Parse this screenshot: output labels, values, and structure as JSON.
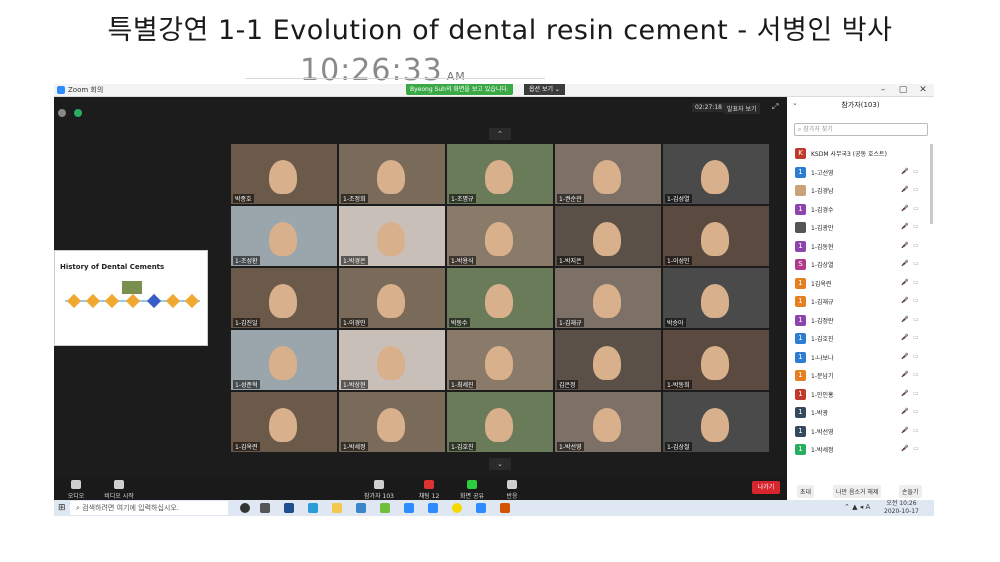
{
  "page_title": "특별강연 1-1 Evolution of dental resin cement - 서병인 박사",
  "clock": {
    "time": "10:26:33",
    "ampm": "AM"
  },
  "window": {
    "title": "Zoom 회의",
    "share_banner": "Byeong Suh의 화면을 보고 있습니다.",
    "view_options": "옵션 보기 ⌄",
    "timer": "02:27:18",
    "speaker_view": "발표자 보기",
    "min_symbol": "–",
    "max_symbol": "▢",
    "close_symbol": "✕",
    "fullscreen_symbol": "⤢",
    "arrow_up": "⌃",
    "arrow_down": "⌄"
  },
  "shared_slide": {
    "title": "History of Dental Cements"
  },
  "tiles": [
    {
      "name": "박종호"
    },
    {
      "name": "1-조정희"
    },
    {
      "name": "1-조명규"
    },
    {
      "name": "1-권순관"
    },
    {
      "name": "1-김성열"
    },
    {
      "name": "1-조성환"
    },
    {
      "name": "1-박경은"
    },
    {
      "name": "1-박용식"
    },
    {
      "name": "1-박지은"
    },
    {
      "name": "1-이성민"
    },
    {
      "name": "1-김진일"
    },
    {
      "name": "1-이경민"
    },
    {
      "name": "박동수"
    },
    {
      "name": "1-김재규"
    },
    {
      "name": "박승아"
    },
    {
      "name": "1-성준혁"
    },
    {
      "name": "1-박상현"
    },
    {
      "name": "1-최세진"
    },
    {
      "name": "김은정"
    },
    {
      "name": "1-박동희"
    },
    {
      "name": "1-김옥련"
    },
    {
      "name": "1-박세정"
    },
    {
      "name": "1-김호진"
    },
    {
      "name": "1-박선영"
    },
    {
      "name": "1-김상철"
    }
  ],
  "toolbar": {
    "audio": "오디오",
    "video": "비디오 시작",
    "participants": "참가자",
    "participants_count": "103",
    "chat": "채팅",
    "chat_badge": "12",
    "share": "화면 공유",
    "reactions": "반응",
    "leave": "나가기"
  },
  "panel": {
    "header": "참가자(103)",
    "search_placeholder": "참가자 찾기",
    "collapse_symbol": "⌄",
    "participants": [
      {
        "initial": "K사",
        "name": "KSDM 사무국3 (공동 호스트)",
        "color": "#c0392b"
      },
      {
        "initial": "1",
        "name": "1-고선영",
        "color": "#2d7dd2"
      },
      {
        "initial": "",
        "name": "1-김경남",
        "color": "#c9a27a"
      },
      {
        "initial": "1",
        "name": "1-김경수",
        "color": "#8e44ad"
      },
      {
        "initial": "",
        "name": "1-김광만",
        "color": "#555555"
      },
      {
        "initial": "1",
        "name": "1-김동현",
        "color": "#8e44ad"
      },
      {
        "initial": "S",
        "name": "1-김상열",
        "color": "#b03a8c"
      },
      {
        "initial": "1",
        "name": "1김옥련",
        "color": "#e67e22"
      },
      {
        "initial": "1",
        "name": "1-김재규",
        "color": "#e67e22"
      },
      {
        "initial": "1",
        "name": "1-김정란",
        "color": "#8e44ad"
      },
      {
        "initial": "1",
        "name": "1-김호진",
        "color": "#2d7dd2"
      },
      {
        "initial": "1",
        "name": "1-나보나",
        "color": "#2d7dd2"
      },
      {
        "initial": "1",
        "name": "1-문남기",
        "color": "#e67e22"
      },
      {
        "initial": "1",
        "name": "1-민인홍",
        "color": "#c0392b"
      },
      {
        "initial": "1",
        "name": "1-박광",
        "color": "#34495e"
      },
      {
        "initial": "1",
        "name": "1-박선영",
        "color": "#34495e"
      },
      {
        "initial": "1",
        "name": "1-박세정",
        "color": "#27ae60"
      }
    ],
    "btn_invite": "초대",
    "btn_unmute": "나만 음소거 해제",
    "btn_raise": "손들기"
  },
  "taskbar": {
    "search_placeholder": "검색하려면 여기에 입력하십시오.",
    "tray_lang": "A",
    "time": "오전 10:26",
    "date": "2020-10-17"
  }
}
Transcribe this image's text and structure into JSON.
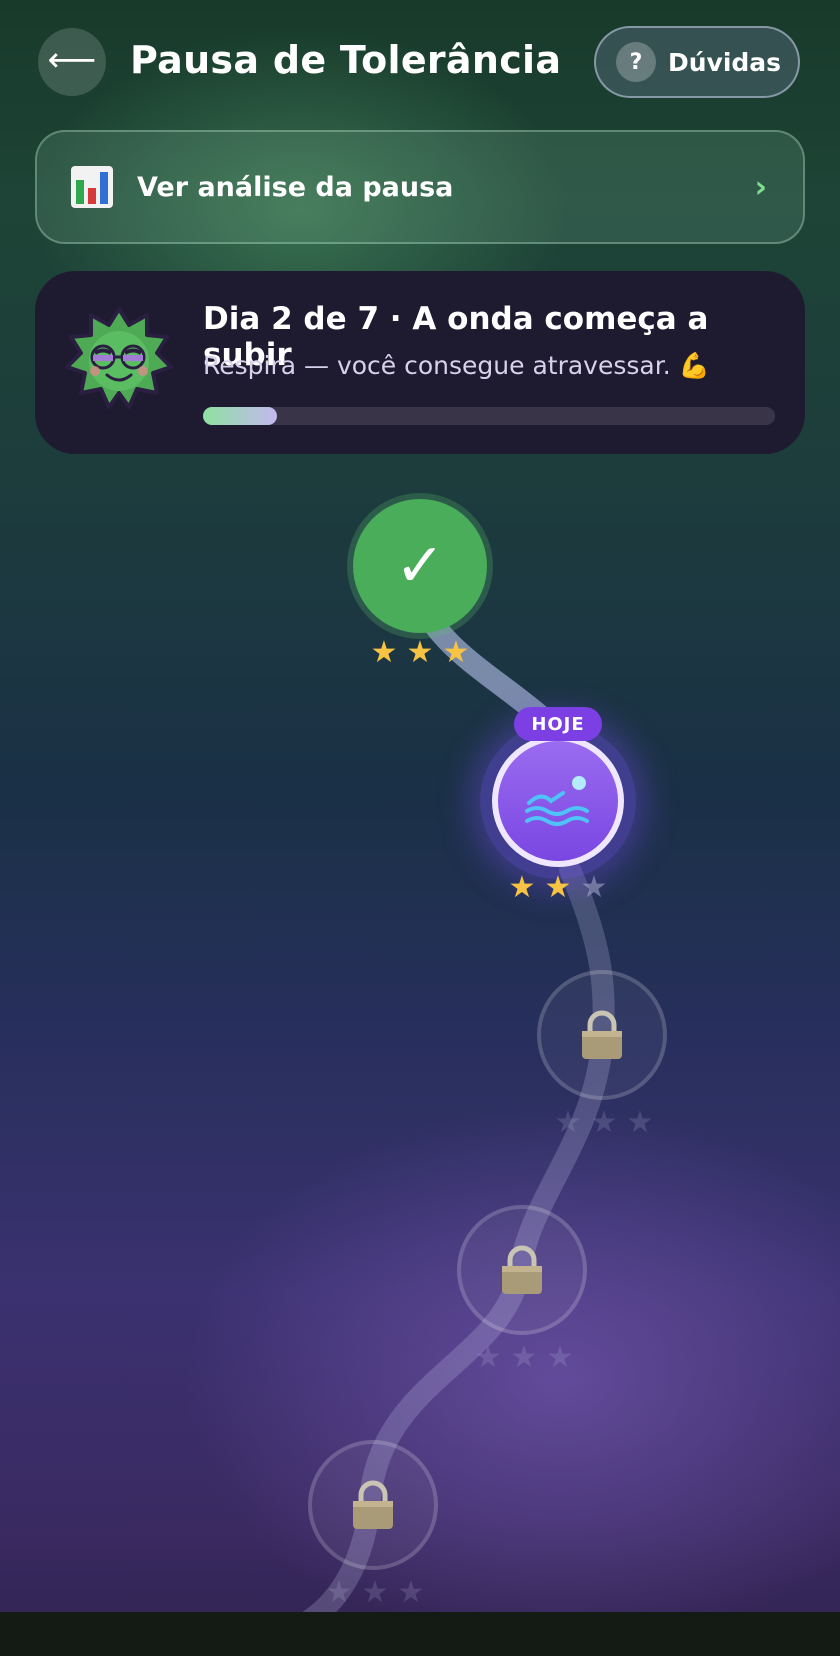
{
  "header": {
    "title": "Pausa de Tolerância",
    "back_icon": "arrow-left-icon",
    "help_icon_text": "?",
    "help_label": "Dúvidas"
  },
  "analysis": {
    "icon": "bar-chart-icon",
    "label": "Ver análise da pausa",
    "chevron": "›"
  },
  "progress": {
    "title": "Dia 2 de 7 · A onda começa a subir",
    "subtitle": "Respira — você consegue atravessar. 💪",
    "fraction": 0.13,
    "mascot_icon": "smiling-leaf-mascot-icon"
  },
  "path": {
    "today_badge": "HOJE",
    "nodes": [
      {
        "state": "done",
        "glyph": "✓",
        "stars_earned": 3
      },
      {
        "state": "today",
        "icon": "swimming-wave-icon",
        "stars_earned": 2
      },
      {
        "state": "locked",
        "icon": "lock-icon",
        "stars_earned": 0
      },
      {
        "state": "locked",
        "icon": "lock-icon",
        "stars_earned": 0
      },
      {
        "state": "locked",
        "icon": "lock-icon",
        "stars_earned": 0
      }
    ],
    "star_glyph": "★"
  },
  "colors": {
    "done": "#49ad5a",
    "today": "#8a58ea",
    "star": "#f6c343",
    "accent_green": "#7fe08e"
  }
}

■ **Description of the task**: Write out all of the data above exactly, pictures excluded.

■ **Written reply**:
Parse this screenshot: output labels, values, and structure as JSON.
{
  "page_title": "특별강연 1-1 Evolution of dental resin cement - 서병인 박사",
  "clock": {
    "time": "10:26:33",
    "ampm": "AM"
  },
  "window": {
    "title": "Zoom 회의",
    "share_banner": "Byeong Suh의 화면을 보고 있습니다.",
    "view_options": "옵션 보기 ⌄",
    "timer": "02:27:18",
    "speaker_view": "발표자 보기",
    "min_symbol": "–",
    "max_symbol": "▢",
    "close_symbol": "✕",
    "fullscreen_symbol": "⤢",
    "arrow_up": "⌃",
    "arrow_down": "⌄"
  },
  "shared_slide": {
    "title": "History of Dental Cements"
  },
  "tiles": [
    {
      "name": "박종호"
    },
    {
      "name": "1-조정희"
    },
    {
      "name": "1-조명규"
    },
    {
      "name": "1-권순관"
    },
    {
      "name": "1-김성열"
    },
    {
      "name": "1-조성환"
    },
    {
      "name": "1-박경은"
    },
    {
      "name": "1-박용식"
    },
    {
      "name": "1-박지은"
    },
    {
      "name": "1-이성민"
    },
    {
      "name": "1-김진일"
    },
    {
      "name": "1-이경민"
    },
    {
      "name": "박동수"
    },
    {
      "name": "1-김재규"
    },
    {
      "name": "박승아"
    },
    {
      "name": "1-성준혁"
    },
    {
      "name": "1-박상현"
    },
    {
      "name": "1-최세진"
    },
    {
      "name": "김은정"
    },
    {
      "name": "1-박동희"
    },
    {
      "name": "1-김옥련"
    },
    {
      "name": "1-박세정"
    },
    {
      "name": "1-김호진"
    },
    {
      "name": "1-박선영"
    },
    {
      "name": "1-김상철"
    }
  ],
  "toolbar": {
    "audio": "오디오",
    "video": "비디오 시작",
    "participants": "참가자",
    "participants_count": "103",
    "chat": "채팅",
    "chat_badge": "12",
    "share": "화면 공유",
    "reactions": "반응",
    "leave": "나가기"
  },
  "panel": {
    "header": "참가자(103)",
    "search_placeholder": "참가자 찾기",
    "collapse_symbol": "⌄",
    "participants": [
      {
        "initial": "K사",
        "name": "KSDM 사무국3 (공동 호스트)",
        "color": "#c0392b"
      },
      {
        "initial": "1",
        "name": "1-고선영",
        "color": "#2d7dd2"
      },
      {
        "initial": "",
        "name": "1-김경남",
        "color": "#c9a27a"
      },
      {
        "initial": "1",
        "name": "1-김경수",
        "color": "#8e44ad"
      },
      {
        "initial": "",
        "name": "1-김광만",
        "color": "#555555"
      },
      {
        "initial": "1",
        "name": "1-김동현",
        "color": "#8e44ad"
      },
      {
        "initial": "S",
        "name": "1-김상열",
        "color": "#b03a8c"
      },
      {
        "initial": "1",
        "name": "1김옥련",
        "color": "#e67e22"
      },
      {
        "initial": "1",
        "name": "1-김재규",
        "color": "#e67e22"
      },
      {
        "initial": "1",
        "name": "1-김정란",
        "color": "#8e44ad"
      },
      {
        "initial": "1",
        "name": "1-김호진",
        "color": "#2d7dd2"
      },
      {
        "initial": "1",
        "name": "1-나보나",
        "color": "#2d7dd2"
      },
      {
        "initial": "1",
        "name": "1-문남기",
        "color": "#e67e22"
      },
      {
        "initial": "1",
        "name": "1-민인홍",
        "color": "#c0392b"
      },
      {
        "initial": "1",
        "name": "1-박광",
        "color": "#34495e"
      },
      {
        "initial": "1",
        "name": "1-박선영",
        "color": "#34495e"
      },
      {
        "initial": "1",
        "name": "1-박세정",
        "color": "#27ae60"
      }
    ],
    "btn_invite": "초대",
    "btn_unmute": "나만 음소거 해제",
    "btn_raise": "손들기"
  },
  "taskbar": {
    "search_placeholder": "검색하려면 여기에 입력하십시오.",
    "tray_lang": "A",
    "time": "오전 10:26",
    "date": "2020-10-17"
  }
}
Transcribe this image's text and structure into JSON.
{
  "header": {
    "title": "Pausa de Tolerância",
    "back_icon": "arrow-left-icon",
    "help_icon_text": "?",
    "help_label": "Dúvidas"
  },
  "analysis": {
    "icon": "bar-chart-icon",
    "label": "Ver análise da pausa",
    "chevron": "›"
  },
  "progress": {
    "title": "Dia 2 de 7 · A onda começa a subir",
    "subtitle": "Respira — você consegue atravessar. 💪",
    "fraction": 0.13,
    "mascot_icon": "smiling-leaf-mascot-icon"
  },
  "path": {
    "today_badge": "HOJE",
    "nodes": [
      {
        "state": "done",
        "glyph": "✓",
        "stars_earned": 3
      },
      {
        "state": "today",
        "icon": "swimming-wave-icon",
        "stars_earned": 2
      },
      {
        "state": "locked",
        "icon": "lock-icon",
        "stars_earned": 0
      },
      {
        "state": "locked",
        "icon": "lock-icon",
        "stars_earned": 0
      },
      {
        "state": "locked",
        "icon": "lock-icon",
        "stars_earned": 0
      }
    ],
    "star_glyph": "★"
  },
  "colors": {
    "done": "#49ad5a",
    "today": "#8a58ea",
    "star": "#f6c343",
    "accent_green": "#7fe08e"
  }
}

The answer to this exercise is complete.